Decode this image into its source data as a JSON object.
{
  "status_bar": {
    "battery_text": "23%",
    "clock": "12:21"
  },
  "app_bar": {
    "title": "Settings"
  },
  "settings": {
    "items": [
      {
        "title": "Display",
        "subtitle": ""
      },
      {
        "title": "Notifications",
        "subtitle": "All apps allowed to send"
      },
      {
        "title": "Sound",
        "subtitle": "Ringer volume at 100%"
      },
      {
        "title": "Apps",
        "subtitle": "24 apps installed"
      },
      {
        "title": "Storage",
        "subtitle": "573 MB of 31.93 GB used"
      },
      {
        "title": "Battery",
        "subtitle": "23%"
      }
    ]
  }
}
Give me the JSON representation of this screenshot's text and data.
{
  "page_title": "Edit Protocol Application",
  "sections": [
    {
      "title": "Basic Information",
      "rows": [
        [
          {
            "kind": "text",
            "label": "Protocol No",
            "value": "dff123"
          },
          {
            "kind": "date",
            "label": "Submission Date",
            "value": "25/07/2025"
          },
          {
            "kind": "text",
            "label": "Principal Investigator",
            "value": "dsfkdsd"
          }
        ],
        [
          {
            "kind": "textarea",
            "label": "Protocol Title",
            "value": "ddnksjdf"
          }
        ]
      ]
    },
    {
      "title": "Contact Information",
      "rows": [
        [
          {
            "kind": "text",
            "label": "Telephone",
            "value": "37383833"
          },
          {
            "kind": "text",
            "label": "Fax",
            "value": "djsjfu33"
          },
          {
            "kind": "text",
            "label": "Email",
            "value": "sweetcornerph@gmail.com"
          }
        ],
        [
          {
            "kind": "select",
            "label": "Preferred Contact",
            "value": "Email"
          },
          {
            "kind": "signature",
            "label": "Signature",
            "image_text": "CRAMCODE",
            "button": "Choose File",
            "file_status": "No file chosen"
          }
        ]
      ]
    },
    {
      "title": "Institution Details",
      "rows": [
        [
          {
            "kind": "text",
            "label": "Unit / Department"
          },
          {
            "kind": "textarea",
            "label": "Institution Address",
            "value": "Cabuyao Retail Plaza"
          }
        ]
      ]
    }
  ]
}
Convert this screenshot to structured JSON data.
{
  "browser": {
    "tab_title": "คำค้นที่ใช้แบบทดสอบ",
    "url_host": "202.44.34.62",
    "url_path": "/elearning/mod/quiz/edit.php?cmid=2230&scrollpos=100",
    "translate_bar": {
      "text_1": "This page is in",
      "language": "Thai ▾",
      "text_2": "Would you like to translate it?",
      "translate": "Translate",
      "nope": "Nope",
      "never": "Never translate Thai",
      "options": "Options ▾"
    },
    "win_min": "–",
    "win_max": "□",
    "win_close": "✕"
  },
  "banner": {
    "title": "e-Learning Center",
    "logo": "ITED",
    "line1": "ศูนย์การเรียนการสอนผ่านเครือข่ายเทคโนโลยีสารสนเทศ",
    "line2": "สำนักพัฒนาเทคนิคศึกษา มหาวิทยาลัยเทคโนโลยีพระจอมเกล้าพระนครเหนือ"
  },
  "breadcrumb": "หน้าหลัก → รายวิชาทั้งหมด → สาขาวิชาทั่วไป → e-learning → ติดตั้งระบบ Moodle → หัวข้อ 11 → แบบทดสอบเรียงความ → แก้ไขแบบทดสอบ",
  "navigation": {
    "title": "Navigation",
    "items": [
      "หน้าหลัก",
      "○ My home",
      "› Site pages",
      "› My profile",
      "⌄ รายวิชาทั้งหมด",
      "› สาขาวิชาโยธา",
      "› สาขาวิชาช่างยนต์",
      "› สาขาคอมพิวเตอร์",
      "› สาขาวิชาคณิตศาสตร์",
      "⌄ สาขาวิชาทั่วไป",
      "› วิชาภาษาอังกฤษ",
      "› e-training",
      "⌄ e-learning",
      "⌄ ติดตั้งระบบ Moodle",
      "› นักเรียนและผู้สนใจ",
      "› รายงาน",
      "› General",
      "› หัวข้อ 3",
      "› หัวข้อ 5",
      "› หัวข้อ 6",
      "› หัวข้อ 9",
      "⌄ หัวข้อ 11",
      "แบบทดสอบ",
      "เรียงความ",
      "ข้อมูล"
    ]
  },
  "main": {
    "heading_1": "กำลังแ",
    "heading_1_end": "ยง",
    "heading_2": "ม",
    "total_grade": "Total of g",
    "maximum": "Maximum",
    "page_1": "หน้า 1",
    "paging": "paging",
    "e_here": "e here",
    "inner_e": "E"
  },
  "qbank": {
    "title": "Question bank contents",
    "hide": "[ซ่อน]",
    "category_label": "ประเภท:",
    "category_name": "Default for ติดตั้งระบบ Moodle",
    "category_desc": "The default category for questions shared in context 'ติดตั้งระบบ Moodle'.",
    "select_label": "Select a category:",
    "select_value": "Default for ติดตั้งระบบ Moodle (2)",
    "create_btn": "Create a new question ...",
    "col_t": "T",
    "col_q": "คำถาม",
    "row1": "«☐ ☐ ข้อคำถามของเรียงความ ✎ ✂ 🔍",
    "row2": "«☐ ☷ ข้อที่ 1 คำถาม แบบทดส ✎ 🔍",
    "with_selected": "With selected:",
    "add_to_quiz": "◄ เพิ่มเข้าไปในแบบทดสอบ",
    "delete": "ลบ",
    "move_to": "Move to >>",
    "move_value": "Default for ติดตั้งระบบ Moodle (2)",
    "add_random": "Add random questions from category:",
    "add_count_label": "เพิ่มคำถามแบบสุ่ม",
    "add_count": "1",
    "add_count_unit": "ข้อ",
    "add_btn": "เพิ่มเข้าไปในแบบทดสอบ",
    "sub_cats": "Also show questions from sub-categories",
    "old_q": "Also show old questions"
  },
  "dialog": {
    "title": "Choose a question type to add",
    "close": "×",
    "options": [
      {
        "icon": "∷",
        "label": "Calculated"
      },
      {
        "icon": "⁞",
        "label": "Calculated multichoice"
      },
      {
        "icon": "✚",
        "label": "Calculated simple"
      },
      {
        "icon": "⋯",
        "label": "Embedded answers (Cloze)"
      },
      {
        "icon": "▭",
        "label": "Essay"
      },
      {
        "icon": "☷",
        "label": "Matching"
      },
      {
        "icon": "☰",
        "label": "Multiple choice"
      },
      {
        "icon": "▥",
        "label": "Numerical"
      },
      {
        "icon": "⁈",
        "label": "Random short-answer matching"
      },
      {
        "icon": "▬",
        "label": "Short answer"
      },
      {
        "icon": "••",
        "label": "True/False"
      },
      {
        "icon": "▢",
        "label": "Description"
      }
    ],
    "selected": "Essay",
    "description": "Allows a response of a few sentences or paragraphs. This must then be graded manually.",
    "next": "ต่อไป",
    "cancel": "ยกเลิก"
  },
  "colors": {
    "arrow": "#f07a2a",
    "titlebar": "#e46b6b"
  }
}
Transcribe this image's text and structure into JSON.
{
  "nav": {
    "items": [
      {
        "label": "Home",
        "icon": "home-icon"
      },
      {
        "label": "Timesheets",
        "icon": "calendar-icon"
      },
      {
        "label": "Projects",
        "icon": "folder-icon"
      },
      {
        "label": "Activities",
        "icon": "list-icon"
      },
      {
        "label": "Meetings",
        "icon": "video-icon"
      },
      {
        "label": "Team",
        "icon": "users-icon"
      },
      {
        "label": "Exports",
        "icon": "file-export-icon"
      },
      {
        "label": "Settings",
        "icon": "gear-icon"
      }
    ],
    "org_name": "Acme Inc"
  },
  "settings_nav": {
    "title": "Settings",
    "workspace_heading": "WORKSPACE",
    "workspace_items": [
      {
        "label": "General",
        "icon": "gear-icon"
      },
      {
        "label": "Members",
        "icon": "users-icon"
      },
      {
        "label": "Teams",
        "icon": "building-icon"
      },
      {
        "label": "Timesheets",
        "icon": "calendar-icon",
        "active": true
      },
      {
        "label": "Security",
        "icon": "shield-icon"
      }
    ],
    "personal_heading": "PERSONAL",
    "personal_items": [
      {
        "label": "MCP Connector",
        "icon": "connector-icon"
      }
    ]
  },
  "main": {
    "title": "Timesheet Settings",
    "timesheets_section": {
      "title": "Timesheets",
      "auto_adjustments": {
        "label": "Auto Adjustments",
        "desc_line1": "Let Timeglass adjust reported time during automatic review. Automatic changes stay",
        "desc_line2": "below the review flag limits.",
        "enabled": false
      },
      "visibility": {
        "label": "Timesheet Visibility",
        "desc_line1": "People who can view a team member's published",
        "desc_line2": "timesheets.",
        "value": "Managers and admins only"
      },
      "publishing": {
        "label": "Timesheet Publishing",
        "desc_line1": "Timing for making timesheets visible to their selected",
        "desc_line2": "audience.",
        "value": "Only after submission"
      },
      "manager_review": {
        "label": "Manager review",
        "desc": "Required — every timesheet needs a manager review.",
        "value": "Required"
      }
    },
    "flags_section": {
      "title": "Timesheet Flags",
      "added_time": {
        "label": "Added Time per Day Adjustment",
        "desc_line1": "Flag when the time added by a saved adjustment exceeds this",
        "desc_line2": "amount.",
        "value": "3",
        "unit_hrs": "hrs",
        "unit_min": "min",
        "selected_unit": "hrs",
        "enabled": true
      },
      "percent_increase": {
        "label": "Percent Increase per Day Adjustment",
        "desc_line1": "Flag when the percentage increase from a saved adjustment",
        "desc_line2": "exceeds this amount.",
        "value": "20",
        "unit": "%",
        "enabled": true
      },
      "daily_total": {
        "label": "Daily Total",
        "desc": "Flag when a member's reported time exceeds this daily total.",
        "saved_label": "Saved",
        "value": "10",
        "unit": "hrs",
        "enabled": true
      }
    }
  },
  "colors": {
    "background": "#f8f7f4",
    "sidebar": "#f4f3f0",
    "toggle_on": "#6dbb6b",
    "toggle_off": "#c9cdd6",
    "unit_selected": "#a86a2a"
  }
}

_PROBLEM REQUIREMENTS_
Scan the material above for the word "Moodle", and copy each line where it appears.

_FINAL ANSWER_
  "breadcrumb": "หน้าหลัก → รายวิชาทั้งหมด → สาขาวิชาทั่วไป → e-learning → ติดตั้งระบบ Moodle → หัวข้อ 11 → แบบทดสอบเรียงความ → แก้ไขแบบทดสอบ",
      "⌄ ติดตั้งระบบ Moodle",
    "category_name": "Default for ติดตั้งระบบ Moodle",
    "category_desc": "The default category for questions shared in context 'ติดตั้งระบบ Moodle'.",
    "select_value": "Default for ติดตั้งระบบ Moodle (2)",
    "move_value": "Default for ติดตั้งระบบ Moodle (2)",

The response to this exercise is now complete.